A bit more re. how we plan to produce time lapses for our first 3D documentary.
We’ve used still cameras to capture time lapses for previous episodes of Blowdown, the explosive demolition show we’re gearing up to film – for transitions, establishing shots, and work that’s progressing.
Here’s a raw example of one from an episode in Season One – the implosion of four cooling towers at the Sellafield nuclear facility in England:
The reason we use this technique is because it gives us photos that are higher resolution that HD – pristine, jpeg images up to 21.1 MP.
Obviously much better quality than frame grabs off of video.

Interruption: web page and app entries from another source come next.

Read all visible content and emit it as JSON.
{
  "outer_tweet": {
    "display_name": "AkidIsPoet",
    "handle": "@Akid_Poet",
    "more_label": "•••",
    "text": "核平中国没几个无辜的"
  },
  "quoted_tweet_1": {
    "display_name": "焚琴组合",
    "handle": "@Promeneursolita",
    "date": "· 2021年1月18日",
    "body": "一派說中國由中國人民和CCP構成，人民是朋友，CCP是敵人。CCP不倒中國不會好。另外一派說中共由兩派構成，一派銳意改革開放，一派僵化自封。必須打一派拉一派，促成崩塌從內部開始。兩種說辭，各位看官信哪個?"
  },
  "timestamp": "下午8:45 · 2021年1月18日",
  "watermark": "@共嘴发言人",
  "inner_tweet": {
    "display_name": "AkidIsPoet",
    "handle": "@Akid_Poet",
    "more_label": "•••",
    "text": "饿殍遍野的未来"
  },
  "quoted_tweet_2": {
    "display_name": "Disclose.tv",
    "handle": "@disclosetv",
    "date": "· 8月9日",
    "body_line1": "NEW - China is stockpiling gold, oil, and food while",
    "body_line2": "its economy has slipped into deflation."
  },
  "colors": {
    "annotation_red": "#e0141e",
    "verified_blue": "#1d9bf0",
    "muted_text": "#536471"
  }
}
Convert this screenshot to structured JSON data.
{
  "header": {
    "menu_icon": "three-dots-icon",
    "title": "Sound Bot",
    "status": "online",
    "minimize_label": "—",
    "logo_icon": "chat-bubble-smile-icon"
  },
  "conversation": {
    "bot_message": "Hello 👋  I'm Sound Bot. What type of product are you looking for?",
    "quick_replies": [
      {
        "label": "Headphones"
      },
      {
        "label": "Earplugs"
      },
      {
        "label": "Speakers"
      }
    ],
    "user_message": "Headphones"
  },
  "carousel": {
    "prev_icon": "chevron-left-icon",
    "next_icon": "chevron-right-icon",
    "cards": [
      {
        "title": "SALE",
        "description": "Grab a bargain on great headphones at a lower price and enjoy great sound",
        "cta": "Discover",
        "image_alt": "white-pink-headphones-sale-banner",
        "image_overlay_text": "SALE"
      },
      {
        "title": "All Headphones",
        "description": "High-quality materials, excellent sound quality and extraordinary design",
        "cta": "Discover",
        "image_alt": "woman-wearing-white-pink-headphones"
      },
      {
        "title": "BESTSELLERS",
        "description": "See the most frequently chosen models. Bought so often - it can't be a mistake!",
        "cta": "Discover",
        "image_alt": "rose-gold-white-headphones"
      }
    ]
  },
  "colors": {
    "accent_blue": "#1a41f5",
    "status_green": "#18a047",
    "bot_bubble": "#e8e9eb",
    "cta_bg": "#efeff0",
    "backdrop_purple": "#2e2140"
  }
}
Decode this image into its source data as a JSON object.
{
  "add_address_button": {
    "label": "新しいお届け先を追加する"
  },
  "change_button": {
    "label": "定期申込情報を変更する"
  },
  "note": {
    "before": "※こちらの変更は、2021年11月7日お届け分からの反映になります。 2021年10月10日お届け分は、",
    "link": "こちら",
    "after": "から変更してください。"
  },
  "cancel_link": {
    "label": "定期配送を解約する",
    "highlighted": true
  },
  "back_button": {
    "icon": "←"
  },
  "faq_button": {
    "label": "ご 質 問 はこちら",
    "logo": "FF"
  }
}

It also means our primary video cameras/crew can be used to film action – in this case demo work on the Fonte Nova Stadium in Salvador, Brazil – while the still cameras (in this case Canon 7Ds) sit unmanned on a side-by-side rig, automatically collecting shots.
In the 3D realm, the super high resolution will allow us to converge and do digital zooms in post within the time lapse without losing any quality.